All About Griffons
Talents & Personality
This very affectionate, devoted breed is also a very talented and versatile hunter. The Griffon is a wonderful upland bird dog with a keen nose and is a perfect companion for the hunter who likes to walk and keep his/her dog close. Griffs also love to swim and make great retrievers, especially in swampy and overgrown areas where their thick, wiry coats offer protection.
On the home front, these joyful, protective dogs play well with children. They can also amuse themselves if need be, but beware of the bored Griff because he will certainly find some way to get your attention!
These dogs thrive in the home environment and will perform and behave as well as they are expected and trained to. They are mellow and oriented toward their owners, but are highly intelligent and need consistent and knowledgeable owners willing to invest their time and effort toward bringing the best out of their Griff.
These love bugs who hunt are the perfect combination of versatile hunter and loyal, affectionate companion.
Living with a GriffonWe have often stated, "What good is the best show dog in the world or the best field dog in the world if one can't live with it?" That is, perhaps, the most important question of all when considering a Griffon. An informal set of FAQ's would include the following:
How are they with children? How are they with cats? How are they with other dogs?
Let's talk about these questions. First, they are wonderful with children, as they are a great family dog. But...the latter comes with a caveat. They are great with children who are great with them. They are not a Golden nor are they a Lab. They do not suffer abuse well. They will not bite, but will simply walk away. It is up to the parents to ensure that the dog and its children do well together.
They are also fine with cats and other dogs if introduced when a puppy. As puppies, they are truly wonderful with the other animals in the house, even though they are field dogs with a high prey drive. However, it is important to maintain vigilance, as a cavalier attitude could result in a problem. Never leave a Griff puppy alone with a Yorkshire Terrier, for example, as the latter resembles a toy and the Griff pup plays hard.

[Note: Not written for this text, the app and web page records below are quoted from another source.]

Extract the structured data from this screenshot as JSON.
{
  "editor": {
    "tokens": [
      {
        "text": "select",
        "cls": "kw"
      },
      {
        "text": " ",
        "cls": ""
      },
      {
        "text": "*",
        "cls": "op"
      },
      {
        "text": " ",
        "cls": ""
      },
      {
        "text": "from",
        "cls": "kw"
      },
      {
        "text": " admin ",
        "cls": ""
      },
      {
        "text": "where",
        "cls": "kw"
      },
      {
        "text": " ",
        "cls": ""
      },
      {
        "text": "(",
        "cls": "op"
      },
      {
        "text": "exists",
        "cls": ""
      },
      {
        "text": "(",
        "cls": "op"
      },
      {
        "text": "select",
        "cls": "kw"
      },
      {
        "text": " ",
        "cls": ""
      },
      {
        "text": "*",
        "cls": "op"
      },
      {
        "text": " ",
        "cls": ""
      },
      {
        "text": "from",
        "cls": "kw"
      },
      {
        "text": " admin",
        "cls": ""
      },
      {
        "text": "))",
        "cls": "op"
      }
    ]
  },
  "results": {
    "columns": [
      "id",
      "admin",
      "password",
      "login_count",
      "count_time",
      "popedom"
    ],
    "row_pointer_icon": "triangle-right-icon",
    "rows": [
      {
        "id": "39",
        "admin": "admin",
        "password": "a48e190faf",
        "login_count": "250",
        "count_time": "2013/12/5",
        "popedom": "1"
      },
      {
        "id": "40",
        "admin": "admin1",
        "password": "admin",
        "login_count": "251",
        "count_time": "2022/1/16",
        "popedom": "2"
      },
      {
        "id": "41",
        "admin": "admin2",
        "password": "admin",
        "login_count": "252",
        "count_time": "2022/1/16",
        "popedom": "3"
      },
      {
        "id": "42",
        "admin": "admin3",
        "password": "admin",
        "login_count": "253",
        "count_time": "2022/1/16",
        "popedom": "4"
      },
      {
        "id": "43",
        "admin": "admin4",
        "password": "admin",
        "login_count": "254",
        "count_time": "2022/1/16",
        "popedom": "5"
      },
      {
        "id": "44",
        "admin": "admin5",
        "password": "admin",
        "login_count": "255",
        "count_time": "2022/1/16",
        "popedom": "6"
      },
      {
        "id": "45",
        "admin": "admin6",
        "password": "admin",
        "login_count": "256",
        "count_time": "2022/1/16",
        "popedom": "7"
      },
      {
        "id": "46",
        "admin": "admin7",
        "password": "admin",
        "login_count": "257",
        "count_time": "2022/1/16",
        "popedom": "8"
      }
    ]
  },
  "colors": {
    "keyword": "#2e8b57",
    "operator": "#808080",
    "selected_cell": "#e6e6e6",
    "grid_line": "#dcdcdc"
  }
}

Be on top of your pup and its situation and you will not have a problem.
There are many notable things associated with living with a Griffon. As we examine each, think about your situation and if the Griff fits your life style.
Are you a neat freak? If so, the Griff may not be the dog for you. The Griff has a penchant for wiping its wet beard on furniture and people and its beard tends to drip on your just washed floor. If you need immaculate, a Griff won't be your bag.
Are you a couch potato? Again, the Griff is not your breed. The Griff, though not a busy dog, is a highly intelligent one and, as such, needs both physical and intellectual (yes, intellectual) stimulation to keep it out of mischief. A Griff needs a job and if it isn't shown its job, it will create a job...and it will probably be one you don't like.
Are you too busy to spend time with your dog? No Griffs for you! A Griff loves its owner more than life and an owner that can't spend time with his/her dog doesn't deserve a Griff.
A Griff has a sense of humor. Do you?
How about joining the family activities ...Trick or Treat, perhaps?
Need a self-sufficient dog? For the most part, a Griff needs company, but they will amuse themselves for hours
and, in this case, bring charcoal for the barbecue.
A Griff will occupy a large place in your heart and sometimes be gone too soon.
If you are ready for a wonderful, shaggy dog with a huge heart and lots of love to give, we are ready to hear from you.
Check our contact information and we're ready to "talk Griffs".
Wet Acres Great Guns and Wet Acres Great Expectations. ~ photo by L. Gagnon
Wet Acres Wild Bill Woodcock ~ photo by Ann Langeler
Griffon related links: